Drag sensation Rouge Fatale lights up Killam library for storytime

- December 1, 2023

Rouge Fatale, a Halifax drag legend, led storytime last Friday in the Killam Memorial Library. (Mandy King photo)
Rouge Fatale, a Halifax drag legend, led storytime last Friday in the Killam Memorial Library. (Mandy King photo)

Halifax drag legend Rouge Fatale was a vision in sequins last Friday (Nov. 24) as she rang in Dalhousie University’s first Drag Storytime event. Overhead lights glinted from winged sleeves and bounced between whisps of fuchsia hair, as she took a seat in the MacMechan Auditorium at the Killam Memorial Library.

Fatale was joined by a panel of experts, including Drs. Roberta Barker, Matthew Numer, and Stephanie Kapusta for a post-storytime conversation moderated by Dr. Rick Ezekiel, Dal's vice provost student affairs. 

“I wanted to provide an opportunity for you as members of our community to see some fabulous library programming that you might not otherwise experience and also to use this performance as a starting point for a facilitated discussion about the many aspects of gender with experts from across the university doing work in sexual health, feminist philosophy, and performance studies,” said host Michael Vandenburg, dean of libraries at Dal.

Drag storytimes are a regular part of programming in many public libraries, but less so in an academic library setting. With the recent protests and counter-protests in Halifax and across the country regarding the rights of trans youth, Vandenburg felt it was timely and critical to support the well-being of our 2SLGBTQIA+ communities and to create supportive, diverse, and healthy spaces for exploration and learning. 

“Come sit with me,” Fatale said as she initiated storytime. A small group shuffled closer to sit cross-legged on the floor. The sight evoked nostalgic memories of kindergarten storytime with a favourite teacher. The rest of the crowd filed into auditorium seating, waiting for the show to begin.

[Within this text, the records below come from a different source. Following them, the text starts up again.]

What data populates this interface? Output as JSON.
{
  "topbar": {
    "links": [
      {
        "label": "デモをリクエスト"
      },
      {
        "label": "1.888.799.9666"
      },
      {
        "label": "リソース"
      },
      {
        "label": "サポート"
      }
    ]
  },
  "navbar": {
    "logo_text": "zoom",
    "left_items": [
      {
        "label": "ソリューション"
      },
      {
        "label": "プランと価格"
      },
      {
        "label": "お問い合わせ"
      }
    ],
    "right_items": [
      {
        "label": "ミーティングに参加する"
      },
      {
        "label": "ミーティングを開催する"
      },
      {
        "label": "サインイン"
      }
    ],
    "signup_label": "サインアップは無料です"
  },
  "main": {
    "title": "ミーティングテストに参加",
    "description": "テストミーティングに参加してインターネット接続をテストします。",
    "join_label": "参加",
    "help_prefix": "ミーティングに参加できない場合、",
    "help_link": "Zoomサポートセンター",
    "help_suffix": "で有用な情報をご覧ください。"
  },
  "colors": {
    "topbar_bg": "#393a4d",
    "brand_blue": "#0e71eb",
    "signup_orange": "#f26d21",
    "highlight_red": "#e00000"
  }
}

Exploring self-expression, having fun

Fatale shared four children’s books with the crowd. As she read, her larger-than-life persona filled the space with character voices, personal anecdotes, and perfectly timed jokes between pages. 

The books chosen for the event included The Sublime Ms. Stacks by Robb Pearlman, illustrated by Dani Jones; My Shadow is Pink by Scott Stuart; Jack (Not Jackie) by Erica Silverman, illustrated by Holly Hatam; and There was an Old Lady Who Swallowed a Fly by Lucille Colandro, with illustrations from Jared Lee.

The chosen titles offered a balance of fun, humour, and heartwarming content, with My Shadow is Pink drawing out a sniffle or two among listeners. The story follows a young boy with a pink shadow, living in a world of blue shadows. 

“This one's a big one for me because it shows that it doesn't matter what colour your shadow is, as long as you find the right people,” Fatale explained.

The final title worked as a reminder that drag storytime isn’t all about exploring gender and self-expression, it’s also about being silly and having fun in a “safer space.” Fatale joked about the old lady swallowing flies, pets, and farm animals.

“Someone did not have a gastric bypass,” she said, setting the crowd into fits of laughter.

Safer spaces

When the reading wrapped up, panelists spoke on topics ranging from gender in early theatre to personal experiences with family dynamics relating to content in Fatale’s book choices.

As the afternoon wrapped up, audience members were invited to share questions. Andrea King from the Faculty of Open Learning brought 30 of her students visiting from Columbia. She asked, “What is your best piece of advice to a new teacher to create this safe space for kids?”

“A good teacher has to accommodate the needs and capacity of a class,” answered Dr. Kapusta. 

Dr. Kapusta went on to explain the differences between creating safe spaces for older students and remaining open to differences.

“Shadows sometimes disappear. Whether it’s pink or blue, or something else. Just let the shadow appear.”

Drag storytime is designed to create what Fatale calls, a “safer space”. Not safe, because as Fatale says,  no space is 100 per cent safe. 

“We have to face the facts,” Fatale said, “Kids are not dumb. These tiny humans are sponges. They pay attention to everything, and I want them to see it’s okay for Auntie Rouge to come in and talk with them.”

To join Fatale in future Drag Storytime events, follow the force behind Fatale’s sassy drag persona, Jason Spurrell on Instagram.


All comments require a name and email address. You may also choose to log-in using your preferred social network or register with Disqus, the software we use for our commenting system. Join the conversation, but keep it clean, stay on the topic and be brief. Read comments policy.

comments powered by Disqus